In Lal v. Capital One Financial Corp., an individual call recording action, the Northern District of California held that this amendment created a new right to damages on a per violation basis, and that, prior to the amendment, a successful CIPA plaintiff was entitled to only $5,000 per action. No. 16-CV-06674-BLF, 2017 WL 1345636, at *9 (N.D. Cal. Apr. 12, 2017). The Lal court based its ruling on a number of factors. First, the Lal court held that a plain reading of the statute prior to amendment limited a plaintiff’s recovery to the greater of $5,000 or three times actual damages. Id. at *5. Citing a case interpreting a similar provision in the California Penal Code that did not contain the phrase “per violation,” the court held that it was not inclined to read the qualifying language “per violation” into the statute. Id. Second, the court did not give precedential value to prior cases alluding to damages per violation when no court had directly addressed the issue. Id. at *6. Finally, given that the statute was not ambiguous, the court noted that it was not required to look to legislative history. Nevertheless, the court found the legislative history supported its interpretation, because the Legislative Counsel’s Digest specified that the bill was “to amend” the relevant section of CIPA and “explicitly state[d] that ‘this bill would provide that the monetary damages be imposed per violation’ in the context of a civil suit.” Id. at *7. The court rejected the legislative history proffered by the plaintiff as predating the amendment in question and relating entirely to criminal penalties. Id. The plaintiff in Lal has appealed the Northern District of California’s holding to the Ninth Circuit.

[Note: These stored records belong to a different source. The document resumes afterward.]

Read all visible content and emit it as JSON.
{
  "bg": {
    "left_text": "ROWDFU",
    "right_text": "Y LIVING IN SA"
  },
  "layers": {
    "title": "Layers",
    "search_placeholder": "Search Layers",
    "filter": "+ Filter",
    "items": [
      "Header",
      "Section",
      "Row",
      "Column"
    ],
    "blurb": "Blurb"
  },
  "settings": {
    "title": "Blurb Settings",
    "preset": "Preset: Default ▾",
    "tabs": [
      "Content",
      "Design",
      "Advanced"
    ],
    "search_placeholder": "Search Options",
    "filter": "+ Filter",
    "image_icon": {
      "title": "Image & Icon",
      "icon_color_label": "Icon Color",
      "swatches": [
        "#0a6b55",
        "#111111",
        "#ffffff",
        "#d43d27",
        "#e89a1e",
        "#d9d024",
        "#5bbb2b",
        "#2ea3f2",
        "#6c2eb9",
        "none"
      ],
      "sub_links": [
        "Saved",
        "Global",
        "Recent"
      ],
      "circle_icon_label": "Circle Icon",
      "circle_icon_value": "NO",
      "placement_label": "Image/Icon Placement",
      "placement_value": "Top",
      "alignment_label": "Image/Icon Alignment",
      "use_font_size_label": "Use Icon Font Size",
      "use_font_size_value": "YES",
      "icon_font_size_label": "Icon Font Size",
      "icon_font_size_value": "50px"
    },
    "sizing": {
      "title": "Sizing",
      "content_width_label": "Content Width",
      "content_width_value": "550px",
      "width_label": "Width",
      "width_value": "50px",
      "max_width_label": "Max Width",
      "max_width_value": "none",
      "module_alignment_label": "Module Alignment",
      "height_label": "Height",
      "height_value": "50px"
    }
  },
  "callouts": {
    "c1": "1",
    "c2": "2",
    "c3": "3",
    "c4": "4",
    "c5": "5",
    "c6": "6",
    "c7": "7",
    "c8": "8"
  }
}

Last month, the Southern District of California came to the opposite conclusion, holding that a plaintiff is entitled to recover $5,000 per violation for calls taking place before January 1, 2017. Ronquillo-Griffin v. TELUS Commc’ns, Inc., No. 17CV129 JM (BLM), 2017 WL 2779329, at *6 (S.D. Cal. June 27, 2017) (stating that the court “respectfully disagrees with the holding in Lal”).
In Ronquillo-Griffin v. TELUS Communications, Inc., the court found that the pre-2017 statute was ambiguous and subject to multiple interpretations. Id. And the court found that the legislative history of the amendment revealed that its purpose was to clarify, rather than change the statute’s meaning, because the term “clarify” was used multiple times in discussing a similar amendment to the criminal penalties provision. Id. at *7. Although the Ronquillo court focused on some of the same legislative history that the court in Lal had rejected as “not squarely on point,” 2017 WL 1345636, at *7, it found that since the Legislature intended “to clarify” the criminal penalties provision by inserting the phrase “per violation,” it was logical that it intended to similarly “clarify” the statutory damages provision, even though the criminal penalty amendment predated the statutory damages amendment. Finally, while acknowledging that prior courts had not directly addressed the issue, the Ronquillo court found that prior case law was generally supportive of its interpretation. Id. at *8.
While prior courts may have assumed, without reaching the issue, that the statute was per violation, the plain language of the unamended statute allowed a plaintiff to bring only “an action ... for ... Five thousand dollars.” The Ronquillo court failed to address the body of cases relied upon by the Lal court for the proposition that a court is not permitted to read the phrase “per violation” into a statute. See Lal, 2017 WL 1345636, at *5 (citing, inter alia, In re Sandoval, 341 B.R. 282, 292 (Bankr. C.D. Cal. 2006)). Moreover, the Ronquillo court focused on the legislative history of an amendment to a different provision in CIPA and one that predated the civil penalties provision amendment.
These two district court decisions suggest that defendants potentially face significantly higher exposure in CIPA cases pending in the Southern District of California than those in the Northern District. Barring new case law on the issue and given the one-year statute of limitations applicable to CIPA claims, it may be that new CIPA filings will dwindle in the Northern District for the remainder of 2017, until all conduct at issue in new filings took place on or after January 1, 2017.